The output should match the data below line for line.

Dataset rows describing interfaces:
== Segment start ==

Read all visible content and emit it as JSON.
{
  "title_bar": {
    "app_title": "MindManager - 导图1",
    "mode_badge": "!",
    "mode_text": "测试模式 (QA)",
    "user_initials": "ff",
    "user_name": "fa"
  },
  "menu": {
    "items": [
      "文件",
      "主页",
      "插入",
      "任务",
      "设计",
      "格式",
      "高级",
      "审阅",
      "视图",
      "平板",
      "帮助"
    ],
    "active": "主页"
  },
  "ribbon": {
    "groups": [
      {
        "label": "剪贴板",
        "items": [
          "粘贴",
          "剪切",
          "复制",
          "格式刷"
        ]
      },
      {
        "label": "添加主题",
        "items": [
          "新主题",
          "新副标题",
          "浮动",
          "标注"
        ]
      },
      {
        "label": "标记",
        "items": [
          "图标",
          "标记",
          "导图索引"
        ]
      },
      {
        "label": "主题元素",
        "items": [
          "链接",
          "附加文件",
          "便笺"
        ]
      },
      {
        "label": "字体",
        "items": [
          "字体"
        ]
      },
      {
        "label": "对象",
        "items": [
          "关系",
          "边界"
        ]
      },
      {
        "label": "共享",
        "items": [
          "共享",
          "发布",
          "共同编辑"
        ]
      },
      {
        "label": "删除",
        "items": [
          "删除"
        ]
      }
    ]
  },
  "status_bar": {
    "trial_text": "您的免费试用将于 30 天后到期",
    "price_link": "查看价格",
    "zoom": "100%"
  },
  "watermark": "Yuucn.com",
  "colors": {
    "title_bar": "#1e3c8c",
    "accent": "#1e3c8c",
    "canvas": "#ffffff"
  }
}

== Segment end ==

Solution to the exercise:
Read all visible content and emit it as JSON.
{
  "title_bar": {
    "app_title": "MindManager - 导图1",
    "mode_badge": "!",
    "mode_text": "测试模式 (QA)",
    "user_initials": "ff",
    "user_name": "fa"
  },
  "menu": {
    "items": [
      "文件",
      "主页",
      "插入",
      "任务",
      "设计",
      "格式",
      "高级",
      "审阅",
      "视图",
      "平板",
      "帮助"
    ],
    "active": "主页"
  },
  "ribbon": {
    "groups": [
      {
        "label": "剪贴板",
        "items": [
          "粘贴",
          "剪切",
          "复制",
          "格式刷"
        ]
      },
      {
        "label": "添加主题",
        "items": [
          "新主题",
          "新副标题",
          "浮动",
          "标注"
        ]
      },
      {
        "label": "标记",
        "items": [
          "图标",
          "标记",
          "导图索引"
        ]
      },
      {
        "label": "主题元素",
        "items": [
          "链接",
          "附加文件",
          "便笺"
        ]
      },
      {
        "label": "字体",
        "items": [
          "字体"
        ]
      },
      {
        "label": "对象",
        "items": [
          "关系",
          "边界"
        ]
      },
      {
        "label": "共享",
        "items": [
          "共享",
          "发布",
          "共同编辑"
        ]
      },
      {
        "label": "删除",
        "items": [
          "删除"
        ]
      }
    ]
  },
  "status_bar": {
    "trial_text": "您的免费试用将于 30 天后到期",
    "price_link": "查看价格",
    "zoom": "100%"
  },
  "watermark": "Yuucn.com",
  "colors": {
    "title_bar": "#1e3c8c",
    "accent": "#1e3c8c",
    "canvas": "#ffffff"
  }
}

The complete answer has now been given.